Only the count is wanted here: how many lines of the entries hold the string "access"?

[Material for this task — start]

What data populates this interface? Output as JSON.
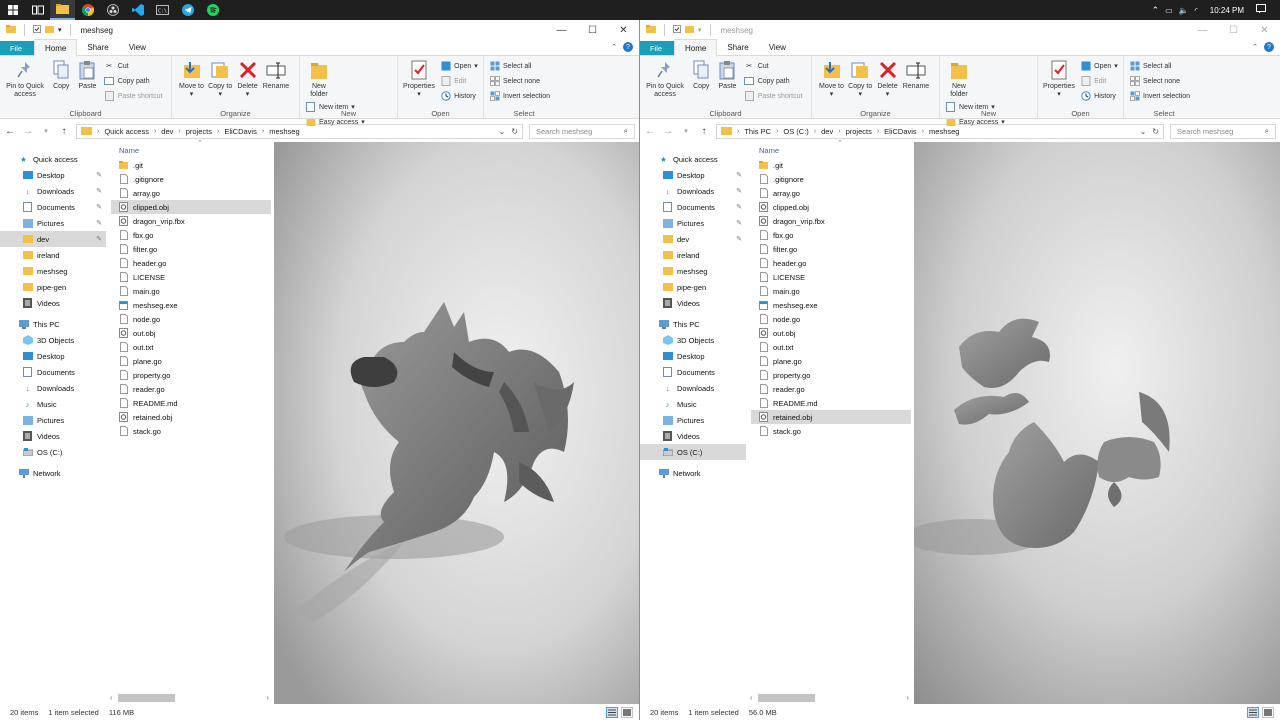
{
  "taskbar": {
    "apps": [
      "file-explorer",
      "chrome",
      "obs",
      "vscode",
      "terminal",
      "telegram",
      "spotify"
    ],
    "clock": "10:24 PM"
  },
  "left": {
    "title": "meshseg",
    "tabs": {
      "file": "File",
      "home": "Home",
      "share": "Share",
      "view": "View"
    },
    "ribbon": {
      "clipboard": {
        "label": "Clipboard",
        "pin": "Pin to Quick access",
        "copy": "Copy",
        "paste": "Paste",
        "cut": "Cut",
        "copy_path": "Copy path",
        "paste_shortcut": "Paste shortcut"
      },
      "organize": {
        "label": "Organize",
        "move_to": "Move to",
        "copy_to": "Copy to",
        "delete": "Delete",
        "rename": "Rename"
      },
      "new": {
        "label": "New",
        "new_folder": "New folder",
        "new_item": "New item",
        "easy_access": "Easy access"
      },
      "open": {
        "label": "Open",
        "properties": "Properties",
        "open": "Open",
        "edit": "Edit",
        "history": "History"
      },
      "select": {
        "label": "Select",
        "select_all": "Select all",
        "select_none": "Select none",
        "invert": "Invert selection"
      }
    },
    "breadcrumb": [
      "Quick access",
      "dev",
      "projects",
      "EliCDavis",
      "meshseg"
    ],
    "search_placeholder": "Search meshseg",
    "nav": {
      "quick_access": "Quick access",
      "quick_items": [
        "Desktop",
        "Downloads",
        "Documents",
        "Pictures",
        "dev",
        "ireland",
        "meshseg",
        "pipe-gen",
        "Videos"
      ],
      "this_pc": "This PC",
      "pc_items": [
        "3D Objects",
        "Desktop",
        "Documents",
        "Downloads",
        "Music",
        "Pictures",
        "Videos",
        "OS (C:)"
      ],
      "network": "Network"
    },
    "column_name": "Name",
    "files": [
      ".git",
      ".gitignore",
      "array.go",
      "clipped.obj",
      "dragon_vrip.fbx",
      "fbx.go",
      "filter.go",
      "header.go",
      "LICENSE",
      "main.go",
      "meshseg.exe",
      "node.go",
      "out.obj",
      "out.txt",
      "plane.go",
      "property.go",
      "reader.go",
      "README.md",
      "retained.obj",
      "stack.go"
    ],
    "selected_file": "clipped.obj",
    "status": {
      "items": "20 items",
      "selected": "1 item selected",
      "size": "116 MB"
    }
  },
  "right": {
    "title": "meshseg",
    "breadcrumb": [
      "This PC",
      "OS (C:)",
      "dev",
      "projects",
      "EliCDavis",
      "meshseg"
    ],
    "search_placeholder": "Search meshseg",
    "selected_file": "retained.obj",
    "status": {
      "items": "20 items",
      "selected": "1 item selected",
      "size": "56.0 MB"
    }
  }
}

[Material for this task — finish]

-- Your solution --
4